Keep your heart healthy!Atrial fibrillation affects the well-being of more than 2.5 million Americans. In the latest issue of Your Health, Tim Donahue, MD, chief of cardiology and director of electrophysiology at Durham Regional, shares the facts about this most common form of heart arrhythmia.

  • What happens inside the heart during atrial fibrillation?
  • Can atrial fibrillation be a serious problem?
  • Who is at risk for developing atrial fibrillation, and what can they do to prevent it?
  • How do you treat atrial fibrillation?

Find the answers and learn more about atrial fibrillation at durhamregional.org/yourhealth.

Durham Regional offers support for stroke survivors and caregivers

Several years ago, Dashia Thorpe suffered a stroke while at home in New York. Dashia went to the hospital and learned the stroke had caused left-side weakness. This limited her to walking with a cane or using a motorized chair to get around, and made her second floor apartment a challenge.

Dashia eventually relocated to Durham, North Carolina, where she found a home that could accommodate her needs as well as a new physician, a new school for her son and a new support group. She attended her first stroke support group at Durham Regional in October 2010.

adult helping senior in hospital“The stroke support group at Durham Regional is an outlet for me,” Dashia explains. “It is nice to be able to share my story and hear from others. It is also a good place to get information about new products and services available for people with needs like mine.”

Today, Dashia continues to attend the group to offer support to her fellow survivors.

Read more of Dashia’s story at durhamregional.org/stroke.

The stroke support group at Durham Regional Hospital offers education, support and resources for individuals who have been affected by stroke. Survivors, family members, caregivers and anyone else interested are welcome. This support group meets the second Monday of each month from 1-2:30 pm. To register, visit durhamregional.org/events.

Get moving this summer

People with bikesWith school, work and other commitments, getting enough exercise is not always easy. Thankfully, the summer months—as well as parts of spring and fall—offer beautiful weather in North Carolina. Take advantage of it and get moving!

Fit exercise into your busy schedule

  • Take three 10-minute walks throughout the day instead of one 30-minute walk.
  • Park your car farther from the store, or get off the bus one or two stops early and walk.
  • Walk or bike to the store.
  • Use the stairs instead of the elevator.
  • Take breaks throughout the day to stretch; try involving your co-workers in something active at lunch.
  • Walk while you talk on the phone.
  • Do yard work or household chores.

stk105511corMake it social

  • Join a hiking or running club.
  • Go dancing with your spouse/partner or friends.
  • Go to a movie after you and a friend work out.
  • Play with your children outside.

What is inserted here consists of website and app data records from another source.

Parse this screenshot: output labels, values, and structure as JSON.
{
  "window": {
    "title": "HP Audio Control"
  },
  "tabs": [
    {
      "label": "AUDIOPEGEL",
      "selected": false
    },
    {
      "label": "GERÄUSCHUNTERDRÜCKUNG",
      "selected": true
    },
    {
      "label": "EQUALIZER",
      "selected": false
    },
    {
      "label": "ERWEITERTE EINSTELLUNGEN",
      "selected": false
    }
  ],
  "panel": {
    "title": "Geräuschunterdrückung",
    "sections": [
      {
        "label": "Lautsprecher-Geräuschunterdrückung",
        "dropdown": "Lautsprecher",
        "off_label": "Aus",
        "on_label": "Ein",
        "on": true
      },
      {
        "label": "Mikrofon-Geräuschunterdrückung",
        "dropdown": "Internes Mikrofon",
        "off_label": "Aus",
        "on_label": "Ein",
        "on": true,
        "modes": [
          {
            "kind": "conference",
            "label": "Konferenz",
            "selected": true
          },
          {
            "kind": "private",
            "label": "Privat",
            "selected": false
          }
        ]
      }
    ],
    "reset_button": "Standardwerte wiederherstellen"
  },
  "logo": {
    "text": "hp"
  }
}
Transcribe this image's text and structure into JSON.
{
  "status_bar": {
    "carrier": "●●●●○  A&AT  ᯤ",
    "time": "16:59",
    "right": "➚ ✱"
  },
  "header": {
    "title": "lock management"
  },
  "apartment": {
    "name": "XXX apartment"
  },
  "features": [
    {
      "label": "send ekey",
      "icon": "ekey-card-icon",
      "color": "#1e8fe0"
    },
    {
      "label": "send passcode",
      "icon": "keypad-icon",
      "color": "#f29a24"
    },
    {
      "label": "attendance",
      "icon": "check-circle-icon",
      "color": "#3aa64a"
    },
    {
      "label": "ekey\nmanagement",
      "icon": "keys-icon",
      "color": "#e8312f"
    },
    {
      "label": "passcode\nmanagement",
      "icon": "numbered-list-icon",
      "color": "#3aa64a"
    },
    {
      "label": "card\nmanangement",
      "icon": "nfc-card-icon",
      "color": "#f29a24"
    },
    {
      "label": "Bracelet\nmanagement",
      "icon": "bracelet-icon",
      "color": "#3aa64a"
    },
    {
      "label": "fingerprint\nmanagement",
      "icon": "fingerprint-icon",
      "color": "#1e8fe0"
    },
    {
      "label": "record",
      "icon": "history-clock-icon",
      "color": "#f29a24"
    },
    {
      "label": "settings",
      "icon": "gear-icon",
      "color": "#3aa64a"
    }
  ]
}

Remember: To get moving, make it fun! Choose activities you enjoy, then vary what you do so you don’t get bored. Try different walking paths; or bike one day and jog the next. After you’ve exercised or achieved a goal, reward yourself!

Adapted from physical activity tips at womenshealth.gov.